The working class needs a party
Maria Svart, National Director of the Democratic Socialists of America, from a "dispatch" here
While breathless... expectations of a blue wave totally flopped, there was a red wave — our kind of red! So far, 28 out of our 37 nationally-endorsed campaigns have won; we have “squads” in  state legislatures... and we won 8 out of 9 major ballot initiatives.
We’re still just a political organisation [i.e. not a party], but contrast that with a Democratic Party that fails to listen to working class people and fails to invest in building grassroots power. It has become a failure — or perhaps was never designed to empower us in the first place...
So how does the working class build enough real power in such a rigged system to eventually have our own party? We’re figuring it out together! We know it starts with putting boots on the ground to demand democracy, but it goes so much deeper than that... Our chapters in every state of the country will be out asking our co-workers and neighbours how we resist both fascism and neoliberalism and build a better world.
Fundamental discussion needed
David Finkel, of the US socialist group Solidarity, from an article here
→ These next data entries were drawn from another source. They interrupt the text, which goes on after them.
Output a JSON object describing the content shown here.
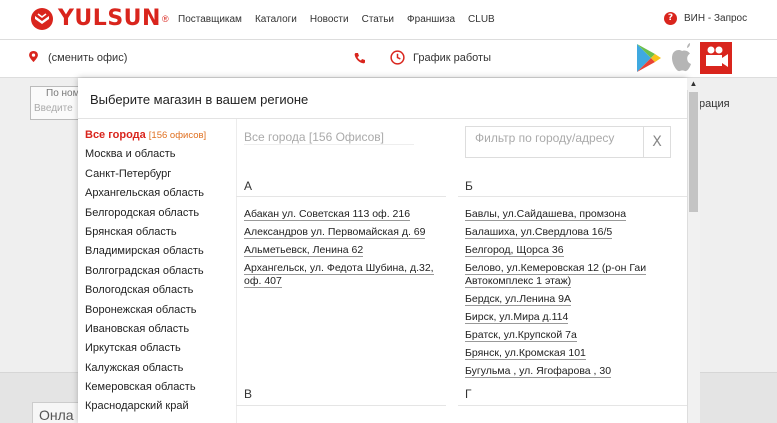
{
  "brand": {
    "name": "YULSUN",
    "reg": "®",
    "accent": "#d9251d"
  },
  "nav": [
    "Поставщикам",
    "Каталоги",
    "Новости",
    "Статьи",
    "Франшиза",
    "CLUB"
  ],
  "vin": {
    "icon": "question-icon",
    "glyph": "?",
    "label": "ВИН - Запрос"
  },
  "office": {
    "label": "(сменить офис)"
  },
  "schedule": {
    "label": "График работы"
  },
  "background": {
    "search_tab": "По ном",
    "search_input": "Введите",
    "right_text": "рация",
    "bottom_text": "Онла"
  },
  "modal": {
    "title": "Выберите магазин в вашем регионе",
    "all_cities_active": "Все города",
    "all_cities_count": "[156 офисов]",
    "all_cities_heading": "Все города [156 Офисов]",
    "filter_placeholder": "Фильтр по городу/адресу",
    "filter_clear": "X",
    "regions": [
      "Москва и область",
      "Санкт-Петербург",
      "Архангельская область",
      "Белгородская область",
      "Брянская область",
      "Владимирская область",
      "Волгоградская область",
      "Вологодская область",
      "Воронежская область",
      "Ивановская область",
      "Иркутская область",
      "Калужская область",
      "Кемеровская область",
      "Краснодарский край"
    ],
    "groups": {
      "a": {
        "letter": "А",
        "stores": [
          "Абакан ул. Советская 113 оф. 216",
          "Александров ул. Первомайская д. 69",
          "Альметьевск, Ленина 62",
          "Архангельск, ул. Федота Шубина, д.32, оф. 407"
        ]
      },
      "b": {
        "letter": "Б",
        "stores": [
          "Бавлы, ул.Сайдашева, промзона",
          "Балашиха, ул.Свердлова 16/5",
          "Белгород, Щорса 36",
          "Белово, ул.Кемеровская 12 (р-он Гаи Автокомплекс 1 этаж)",
          "Бердск, ул.Ленина 9А",
          "Бирск, ул.Мира д.114",
          "Братск, ул.Крупской 7а",
          "Брянск, ул.Кромская 101",
          "Бугульма , ул. Ягофарова , 30"
        ]
      },
      "v": {
        "letter": "В"
      },
      "g": {
        "letter": "Г"
      }
    }
  }
}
For the second straight election, US voters have actually repudiated Donald Trump’s repulsive, racist and nativist message...
Third-party campaigns appear to have been pretty much overwhelmed by the polarisation of the two main capitalist parties. The Green Party campaign... is showing a 0.23% vote, but we’ll need more time to see where Green results may be significant in local or state races…
The socialist left, essentially a spectator in electoral terms, needs to be with the movements fighting the battles that most matter — around racial justice, police brutality and prison abolition; on the sadistic treatment of asylum seekers, family separations and terror raids in immigrant communities; on the climate catastrophe; on defending reproductive rights and Queer communities from what Trump’s Supreme Court might inflict.
A fundamental discussion is needed about what independent political action means today and how to move it forward. Solidarity hopes to help advance that discussion among activists looking for a way to break out of the crippling two-party political trap.
The working class divided
Dan La Botz, on the New Politics website here
Biden has had the support of weighty sectors of the capitalist class, like tech and entertainment, as well as pharmaceuticals and real estate. Many professional organisations of doctors, lawyers, and others endorsed him. Like all Democrats he has had the support the AFL-CIO and all of the major labour unions with few exceptions, as well as most Black and Latino, women’s and LGBT organisations. Trump, of course, still had much support from other sectors such as casinos and gambling, oil and gas, contractors and manufacturers and his own networks of professionals.
The election, as was to be expected, showed the country divided geographically along traditional lines, with the coasts going for Biden and the Midwest and South for Trump... Almost everywhere, the Democrats won the cities and the Republicans the rural areas. 90% of Black people and 65% of Latinos voted for Biden... Biden won more women’s votes, especially suburban women. The working class is completely divided, Trump winning 55% of men without a college degree while Biden won 43%. The majority of white workers support Trump, the overwhelming majority of Black and Latino workers back Biden.
A referendum on Trump
Howie Hawkins and Angela Walker, Green Party candidates for president and vice-president (republished from here)
We are happy to see Trump go. Good riddance! This election was a referendum on Trump. Biden was Not-Trump, nothing more. Biden has no solutions for the climate, poverty, racism, and nuclear war.
The Hawkins/Walker campaign thanks our supporters for their donations and campaign work in a difficult year for the Green Party and independent socialists. The media blanked us out. After the Democratic establishment closed ranks to defeat Bernie Sanders, most progressive leaders lined up behind Biden without making any policy demands on him. The Biden administration is now free to ignore them.
We will continue to fight for a Green New Deal, an Economic Bill of Rights including Medicare for All, and a reprioritisation of federal spending from militarism to caring for the people and the planet. We will continue organising toward a major party of the green and socialist left and supporting the election of thousands to local office and, on that foundation, to state legislatures and Congress as we go into the 2020s.
We are running out of time on the climate, declining working-class life expectancies, and the new nuclear arms race. Real solutions can’t wait.
• Also worth reading: “In the streets for the next four years”, by Eric Blanc, on Jacobin here